Hours before the November 15 city council meeting on whether or not to rename Interstate Avenue for César E. Chávez, the latest twist in the months-old saga emerged: Late the night before, Portland's four city commissioners had crafted a compromise idea to rename Fourth Avenue—city hall's address—for Chávez. They tried to bring Interstate stalwart Mayor Tom Potter on board, but he called the Oregonian instead—breaking the news to Fourth Avenue residents and businesses as well as Interstate rename supporters, and cranking up the drama on an already tense issue.

By the time the meeting rolled around, there were several items on the agenda people could testify about: There was Potter's pair of items, a resolution declaring the city's intent to rename Interstate, and the ordinance to actually set the rename in motion. Commissioners Randy Leonard and Sam Adams still had a resolution calling for additional process to determine the best street to rename for Chávez. And, thanks to the last-minute negotiations, Commissioner Dan Saltzman had a substitute resolution in his back pocket—one that would supplant the mayor's Interstate resolution with one declaring Fourth Avenue as the council's preferred option.

Several hours later—following testimony from over 80 people—the council had decisions to make. But now Commissioner Erik Sten, the originator of the Fourth Avenue idea, was wavering; testimony from members of the Chávez rename committee, and from their supporters—most urged the council to simply affirm the committee's choice of Interstate—had swayed him back into the Interstate camp.

Three other commissioners, however—Saltzman, Leonard, and Adams—elected to swap out Potter's Interstate resolution and replace it with the Fourth Avenue one, despite Potter's call for vote on Interstate. "I believe the people deserve an up-or-down vote on their proposal," the mayor said.

But with Interstate now off the table, Sten rejoined the Fourth Avenue camp: The substitute resolution passed 4-1.

However, Fourth Avenue isn't renamed yet. The city code governing street renames prohibits the council from initiating an honorific rename. (Not that the code has stopped the council before; for both the Portland Boulevard to Rosa Parks Way, and the Front Street to Naito Parkway renames, the council waived the code that should have tied their hands.)

To get around that prohibition, the council plans to vote to amend the renaming code on Wednesday, November 21, by passing an ordinance that Saltzman added to last week's agenda at the last minute. (The Interstate proposal, which was "contrary to our city code," was potentially vulnerable to legal challenges, Saltzman said at last week's meeting. The new process is intended to make the Fourth Avenue rename defensible.)

If the amended code passes, the council is no longer barred from initiating a rename. Instead, the council would follow a new process for council-prompted renames that differs from citizen-initiated renames.
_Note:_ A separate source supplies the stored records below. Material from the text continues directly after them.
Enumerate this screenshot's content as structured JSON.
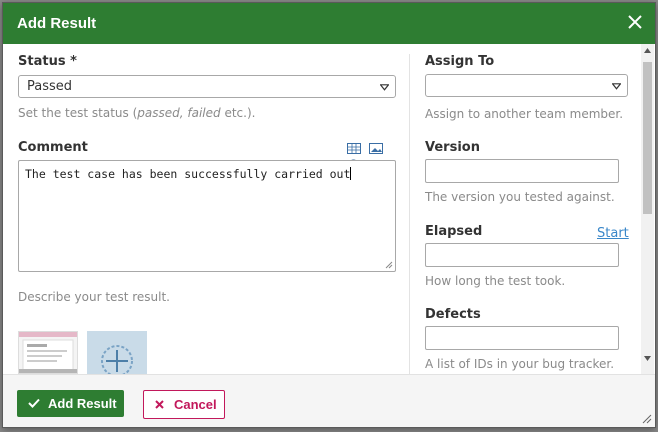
{
  "dialog": {
    "title": "Add Result"
  },
  "left": {
    "status_label": "Status *",
    "status_value": "Passed",
    "status_hint_prefix": "Set the test status (",
    "status_hint_italic": "passed, failed",
    "status_hint_suffix": " etc.).",
    "comment_label": "Comment",
    "comment_value": "The test case has been successfully carried out",
    "comment_hint": "Describe your test result."
  },
  "right": {
    "assign_label": "Assign To",
    "assign_value": "",
    "assign_hint": "Assign to another team member.",
    "version_label": "Version",
    "version_value": "",
    "version_hint": "The version you tested against.",
    "elapsed_label": "Elapsed",
    "elapsed_value": "",
    "elapsed_start": "Start",
    "elapsed_hint": "How long the test took.",
    "defects_label": "Defects",
    "defects_value": "",
    "defects_hint": "A list of IDs in your bug tracker."
  },
  "footer": {
    "add_label": "Add Result",
    "cancel_label": "Cancel"
  },
  "colors": {
    "header": "#2e7d32",
    "primary_button": "#2e7d32",
    "cancel": "#c2185b",
    "link": "#3a87c9"
  }
}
While citizens who follow the process have to collect signatures from 2,500 people citywide, or from 75 percent of property owners on the street in question—plus pay notification fees, fill out an application, submit a biography on the honoree, among other things, before the proposal goes to a panel of historians—the council simply needs to pass a resolution, like the one the council passed regarding Fourth.
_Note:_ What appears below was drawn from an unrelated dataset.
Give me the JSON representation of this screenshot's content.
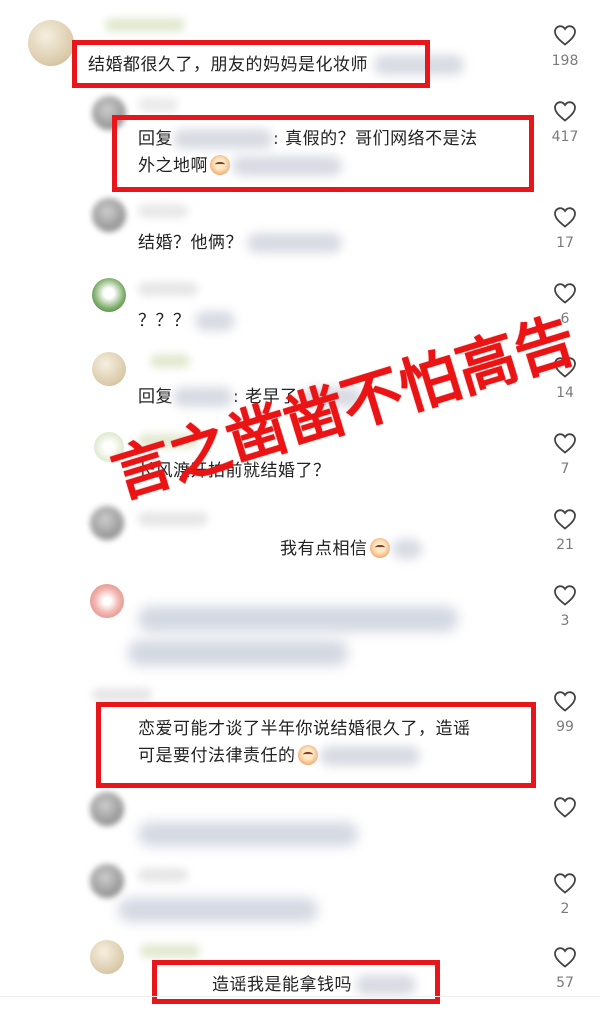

From there, the council's rename proposal heads to the Planning Commission, which must determine if the renaming is "in the best interest of the city and the area within six miles of the city limits."

Following the Planning Commission's recommendation, the council holds a public hearing. If, after hearing the testimony, the council concurs that the rename is "in the best interest of the city," they pass an ordinance to rename the street.

According to several commissioners, the new process isn't intended to be a lasting fix. Rather, the new process is a way to rename Fourth Avenue for Chávez as soon as possible. Commissioner Randy Leonard is considering a charter amendment that outlines the rename process, which could go to the ballot as soon as May. Outlining the process in the charter—which the council can't waive—would make renames resistant to "political manipulation," he says.

Meanwhile, Potter's ordinance to rename Interstate didn't die at last Thursday's meeting when its companion resolution was replaced. Leonard and Adams' pulled their "more process" resolution at the end of the meeting, but Potter—bent on forcing an up-or-down vote on Interstate—declined to remove his ordinance. It'll come back on November 21 for a second reading and vote, unless the other commissioners do something procedurally to kill it.